While well-rounded physically, there are still likewise a multitude of reasons why Martial is far from the finished article. Most notable among these is a rather poor first touch, one of the primary reasons why he failed to garner much playing time under Ranieri, as one-touch finishing was less of a primary directive as a wide player, the ability to control the ball being more prized. Sometimes going quiet on big stages, particularly against Juventus in the Champions’ League, where his pace could’ve been the difference against the Italians’ aging back line, there are aspects to Martial’s mental game that could be improved. Too, as regards his passing, although a lack of selfishness is to be praised, it is too often overly ambitious or shows a lack of cohesion with teammates.
Because of these issues, and a seeming lack of desire to do much in the way of defensive work, Martial almost has to be used as a center forward with regard to his career trajectory. Not currently a negative, I mention this only as regards how it could affect a potential move, as these kinds of weaknesses could make some managers think twice, especially as Monaco’s system is more forgiving in this regard. Although it seems a bit of a minor point, Martial also concedes far too many fouls, in the neighborhood of 2.5/90 minutes. While not an issue in a gritty Ligue 1, it would limit his appeal if a move to, say, Spain were on the cards.

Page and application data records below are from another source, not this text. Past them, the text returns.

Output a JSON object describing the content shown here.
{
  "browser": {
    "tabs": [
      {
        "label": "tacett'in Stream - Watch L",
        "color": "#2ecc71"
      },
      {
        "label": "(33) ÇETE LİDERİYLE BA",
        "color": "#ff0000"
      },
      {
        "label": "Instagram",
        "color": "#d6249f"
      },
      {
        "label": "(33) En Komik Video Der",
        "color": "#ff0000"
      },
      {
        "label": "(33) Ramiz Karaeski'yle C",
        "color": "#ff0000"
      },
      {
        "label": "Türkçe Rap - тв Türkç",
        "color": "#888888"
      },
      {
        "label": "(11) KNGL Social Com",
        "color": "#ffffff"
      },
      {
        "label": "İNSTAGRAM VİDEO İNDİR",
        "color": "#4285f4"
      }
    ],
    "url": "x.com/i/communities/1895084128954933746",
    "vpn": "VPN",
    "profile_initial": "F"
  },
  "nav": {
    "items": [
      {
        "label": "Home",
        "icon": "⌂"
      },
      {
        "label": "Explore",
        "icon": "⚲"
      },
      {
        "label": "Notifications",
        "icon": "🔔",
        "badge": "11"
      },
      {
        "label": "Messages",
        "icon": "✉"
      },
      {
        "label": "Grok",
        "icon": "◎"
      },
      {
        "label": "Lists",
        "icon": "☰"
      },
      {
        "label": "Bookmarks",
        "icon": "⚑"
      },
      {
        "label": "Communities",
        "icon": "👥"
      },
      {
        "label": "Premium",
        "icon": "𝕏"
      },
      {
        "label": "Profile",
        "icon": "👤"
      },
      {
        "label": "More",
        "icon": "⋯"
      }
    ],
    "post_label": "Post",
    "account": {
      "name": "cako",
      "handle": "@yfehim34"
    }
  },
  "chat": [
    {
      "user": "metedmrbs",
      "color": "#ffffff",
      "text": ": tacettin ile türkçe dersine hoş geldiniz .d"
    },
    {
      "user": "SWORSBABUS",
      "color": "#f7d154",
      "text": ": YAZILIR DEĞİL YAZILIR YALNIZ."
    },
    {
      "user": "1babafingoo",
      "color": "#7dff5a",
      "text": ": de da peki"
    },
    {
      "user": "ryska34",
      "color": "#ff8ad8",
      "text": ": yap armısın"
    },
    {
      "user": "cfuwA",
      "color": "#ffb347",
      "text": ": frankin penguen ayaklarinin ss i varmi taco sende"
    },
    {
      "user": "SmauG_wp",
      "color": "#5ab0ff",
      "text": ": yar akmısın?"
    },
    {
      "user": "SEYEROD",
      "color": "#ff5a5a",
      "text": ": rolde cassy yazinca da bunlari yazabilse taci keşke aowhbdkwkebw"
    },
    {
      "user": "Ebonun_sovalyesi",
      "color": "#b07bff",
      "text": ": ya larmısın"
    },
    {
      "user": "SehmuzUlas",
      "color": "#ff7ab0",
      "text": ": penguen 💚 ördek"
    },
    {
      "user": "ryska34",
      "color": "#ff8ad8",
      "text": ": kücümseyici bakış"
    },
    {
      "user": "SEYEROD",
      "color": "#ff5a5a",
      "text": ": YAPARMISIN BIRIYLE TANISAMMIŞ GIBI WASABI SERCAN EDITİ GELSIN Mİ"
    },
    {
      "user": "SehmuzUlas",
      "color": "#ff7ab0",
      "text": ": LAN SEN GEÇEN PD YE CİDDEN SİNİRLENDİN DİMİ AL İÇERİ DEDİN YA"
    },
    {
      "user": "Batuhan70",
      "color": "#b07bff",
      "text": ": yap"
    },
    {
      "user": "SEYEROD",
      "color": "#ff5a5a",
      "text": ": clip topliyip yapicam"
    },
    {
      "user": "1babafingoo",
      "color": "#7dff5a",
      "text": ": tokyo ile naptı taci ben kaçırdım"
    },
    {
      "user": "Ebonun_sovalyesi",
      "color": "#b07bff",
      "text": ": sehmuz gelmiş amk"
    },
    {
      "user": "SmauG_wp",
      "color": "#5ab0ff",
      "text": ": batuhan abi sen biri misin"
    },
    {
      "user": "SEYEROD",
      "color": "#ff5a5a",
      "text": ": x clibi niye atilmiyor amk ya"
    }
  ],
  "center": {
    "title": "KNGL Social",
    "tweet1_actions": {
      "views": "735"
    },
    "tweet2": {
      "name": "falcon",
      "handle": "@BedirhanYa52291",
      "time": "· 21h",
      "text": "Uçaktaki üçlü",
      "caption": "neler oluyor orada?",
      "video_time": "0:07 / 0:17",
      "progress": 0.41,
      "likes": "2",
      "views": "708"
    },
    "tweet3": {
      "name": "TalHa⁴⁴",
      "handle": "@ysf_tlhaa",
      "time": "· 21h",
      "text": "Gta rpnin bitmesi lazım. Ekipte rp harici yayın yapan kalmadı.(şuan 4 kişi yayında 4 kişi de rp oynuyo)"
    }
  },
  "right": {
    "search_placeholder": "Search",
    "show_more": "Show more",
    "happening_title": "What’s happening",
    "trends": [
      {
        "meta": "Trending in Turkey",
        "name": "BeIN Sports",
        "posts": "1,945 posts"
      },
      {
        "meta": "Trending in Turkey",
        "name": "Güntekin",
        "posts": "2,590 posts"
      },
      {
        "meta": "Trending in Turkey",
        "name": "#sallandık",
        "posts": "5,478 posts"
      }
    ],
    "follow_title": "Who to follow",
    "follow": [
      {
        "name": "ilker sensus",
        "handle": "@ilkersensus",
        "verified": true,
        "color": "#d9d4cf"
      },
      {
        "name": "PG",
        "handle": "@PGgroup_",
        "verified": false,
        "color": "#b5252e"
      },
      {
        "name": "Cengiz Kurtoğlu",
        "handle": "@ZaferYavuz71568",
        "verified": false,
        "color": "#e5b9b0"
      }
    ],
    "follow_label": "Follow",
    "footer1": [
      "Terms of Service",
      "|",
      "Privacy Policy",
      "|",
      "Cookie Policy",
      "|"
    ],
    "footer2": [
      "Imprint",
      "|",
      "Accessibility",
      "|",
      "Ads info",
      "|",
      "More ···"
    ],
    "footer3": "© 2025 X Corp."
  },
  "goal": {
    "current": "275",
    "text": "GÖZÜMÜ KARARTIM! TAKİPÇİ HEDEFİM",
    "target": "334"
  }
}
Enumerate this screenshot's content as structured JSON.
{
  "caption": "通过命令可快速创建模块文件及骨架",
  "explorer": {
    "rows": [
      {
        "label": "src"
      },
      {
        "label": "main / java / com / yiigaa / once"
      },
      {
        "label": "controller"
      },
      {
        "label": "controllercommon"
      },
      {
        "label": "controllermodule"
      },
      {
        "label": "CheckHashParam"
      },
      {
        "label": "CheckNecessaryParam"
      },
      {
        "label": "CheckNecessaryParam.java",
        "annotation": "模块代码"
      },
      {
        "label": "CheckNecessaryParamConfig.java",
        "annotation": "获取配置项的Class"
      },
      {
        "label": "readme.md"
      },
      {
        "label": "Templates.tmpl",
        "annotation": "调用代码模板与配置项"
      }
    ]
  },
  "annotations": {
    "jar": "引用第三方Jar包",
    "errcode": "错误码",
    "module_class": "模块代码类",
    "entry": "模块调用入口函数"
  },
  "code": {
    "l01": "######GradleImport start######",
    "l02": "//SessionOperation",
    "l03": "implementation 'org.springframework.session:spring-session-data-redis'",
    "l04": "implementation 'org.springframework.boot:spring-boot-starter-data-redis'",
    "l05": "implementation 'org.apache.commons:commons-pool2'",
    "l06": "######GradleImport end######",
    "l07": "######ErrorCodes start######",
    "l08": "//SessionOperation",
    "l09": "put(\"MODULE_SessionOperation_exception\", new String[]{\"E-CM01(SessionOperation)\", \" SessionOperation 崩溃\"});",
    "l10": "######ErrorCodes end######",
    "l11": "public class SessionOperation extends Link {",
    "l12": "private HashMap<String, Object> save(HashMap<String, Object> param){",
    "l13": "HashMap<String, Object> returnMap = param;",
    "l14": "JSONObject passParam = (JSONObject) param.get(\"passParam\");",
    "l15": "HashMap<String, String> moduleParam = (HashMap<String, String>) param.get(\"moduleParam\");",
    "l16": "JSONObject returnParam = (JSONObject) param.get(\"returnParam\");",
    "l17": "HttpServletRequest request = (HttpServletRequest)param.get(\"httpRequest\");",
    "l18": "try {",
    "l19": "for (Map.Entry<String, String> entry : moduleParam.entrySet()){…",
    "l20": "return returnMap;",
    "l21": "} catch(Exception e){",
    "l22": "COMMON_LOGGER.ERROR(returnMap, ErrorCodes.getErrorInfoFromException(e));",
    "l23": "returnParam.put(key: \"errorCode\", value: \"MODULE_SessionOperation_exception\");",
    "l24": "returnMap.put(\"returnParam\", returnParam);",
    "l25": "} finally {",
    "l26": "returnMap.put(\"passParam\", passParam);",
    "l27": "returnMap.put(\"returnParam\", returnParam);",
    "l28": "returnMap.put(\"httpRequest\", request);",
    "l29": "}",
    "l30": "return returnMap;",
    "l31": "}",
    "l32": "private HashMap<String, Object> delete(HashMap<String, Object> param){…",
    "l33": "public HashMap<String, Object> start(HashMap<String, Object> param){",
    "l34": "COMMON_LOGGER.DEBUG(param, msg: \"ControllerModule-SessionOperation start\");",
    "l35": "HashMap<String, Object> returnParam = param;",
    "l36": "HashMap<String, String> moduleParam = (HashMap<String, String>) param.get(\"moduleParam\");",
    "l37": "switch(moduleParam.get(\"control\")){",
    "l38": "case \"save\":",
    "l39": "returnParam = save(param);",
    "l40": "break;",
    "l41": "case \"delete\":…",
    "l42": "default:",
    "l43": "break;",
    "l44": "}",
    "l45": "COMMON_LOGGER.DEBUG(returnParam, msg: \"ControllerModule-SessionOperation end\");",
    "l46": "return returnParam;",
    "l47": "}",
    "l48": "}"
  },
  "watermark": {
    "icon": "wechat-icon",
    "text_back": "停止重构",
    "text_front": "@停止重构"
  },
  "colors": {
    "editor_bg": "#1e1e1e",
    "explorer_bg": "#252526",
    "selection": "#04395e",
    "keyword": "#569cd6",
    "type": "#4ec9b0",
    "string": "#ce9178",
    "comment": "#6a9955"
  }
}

Obviously youth is somewhat of an ameliorating factor as regards most of these potential caveats, but consistency on all fronts needs to be maintained to make the next step. Overall, though, it can be too easy to forget just how young Martial is. To score 9 goals at age 19 in what was essentially half a season (1800 minutes played) in one of Europe’s major leagues is very impressive, and most, if not all of these faults are the type of issues that can be improved upon with time and proper guidance.
With Berbatov a free agent and Germain loaned to Nice for the season, Jardim has unquestionably put full faith in the youngster for the upcoming campaign. Admittedly, the arrival of the talented but injury-bit Stephan El Shaarawy will create some competition for Martial, but if he returns to full fitness, the Italian is more likely a natural replacement for Ferreira Carrasco. Despite that incredible run through March and May in the league, Martial often went missing in the Champions League, and needs to focus on being at his best in all competitions, particularly with a potentially dangerous play-off encounter looming. A return of at least 15 goals should be a target, along with racking up a few more assists than the 3 of last season. With Silva and others providing more of a goal-scoring threat than the likes of Nabil Dirar or Lucas Ocampos, improvement here should be easy enough, making it down to the player to finally seize his chance to be the “main man” for a squad with hope of continued European involvement.
Internationally, Martial has yet to break into the senior squad, but has maintained a strong scoring record as he moves through the age levels. With the likes of Karim Benzema, Olivier Giroud, Alexandre Lacazette, and Paul-Georges Ntep all seemingly ahead of him, Martial will do best to focus on his time with the U-21s as they seek to qualify for the 2017 tournament in Poland, with qualification starting in September. If he can combine the consistency for his club with what he has shown for his country, the fees currently linked with the player will seem laughable. The next twelve months are truly the opportunity for which Martial has been waiting; with much more attention being paid to Monaco after their European performances last season, what could very easily be France’s next brilliant attacker will hopefully be turning even more heads.
World of Football’s take on Anthony Martial: